What has been the biggest highlight so far?

The quality of discussion in my department has been great. My cohort is really small so we’ve had a lot of time to talk about our research and discuss how it’s connected. I love that.

I’ve had lots of fascinating discussions on topics such as religion and urban issues with fellow PhD students and I find these conversations really enriching.

What has been your biggest challenge?

It’s been hard adapting to the political changes in Brazil since I first started on my PhD.  For example, when I was applying for my PhD in 2017 Jair Bolsonaro, the current President of Brazil, was not even on the map. The possibility of him being President was very remote.

I planned how my research would unfold with the government as a continuation of what it was before the election so I’ve been trying to work out what this change in government means for policymaking. Keeping up with all the political changes has been a challenge.
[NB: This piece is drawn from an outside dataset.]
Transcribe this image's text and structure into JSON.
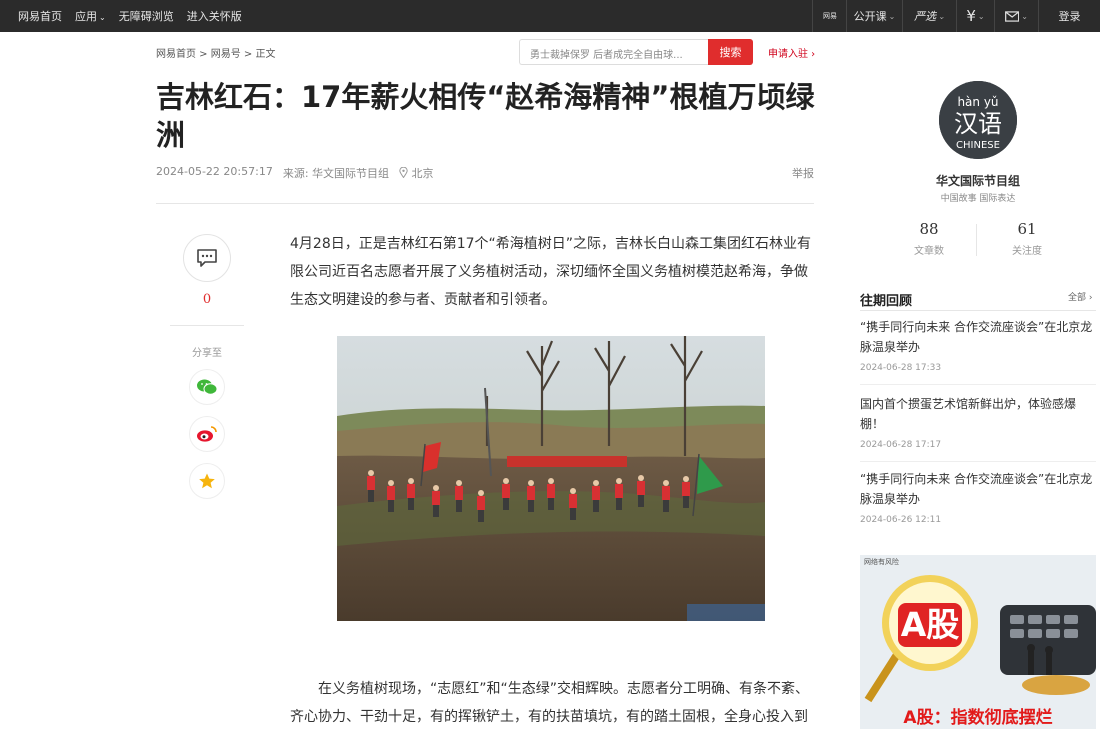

What is your favourite way to de-stress?

I live near some really beautiful parks so I enjoy walking in the park and riding my bike. I also find baking bread a great way to relax.

My favourite spots around campus for taking some time out are Lincoln’s Inn Fields or the sixth floor of the SU. The PhD Academy is also a great space to work.

What advice would you give to other PhD students trying to balance their workload?

For me, it’s been really important to keep my original motivation in mind. At the beginning of my PhD I was overwhelmed, as I felt I needed to read everything and be up-to-date with everything but that’s not really the point.

The point is to figure out what you need to understand. You need to give yourself space to be creative in the way you process new information and data.

Are you involved with any other activities at LSE?

I did my Master’s at LSE as well and volunteered with the Green Impact project, working with other departments to introduce more environmentally processes and behaviour.

In the last year, my department has started a movement for decolonisation of the university and we’re working with other departments on this.

Linked with this I’ve also been involved in the Change Makers project, which gives students the chance to make change at LSE through independent research.  I worked with two undergrads and a Master’s student to explore how we can rethink anthropology and explore what’s missing on the curriculum, bringing the perspective of alumni into the conversation. We gathered lots of useful information from people who wanted to talk about what decolonisation means for them and how we can improve the way we learn.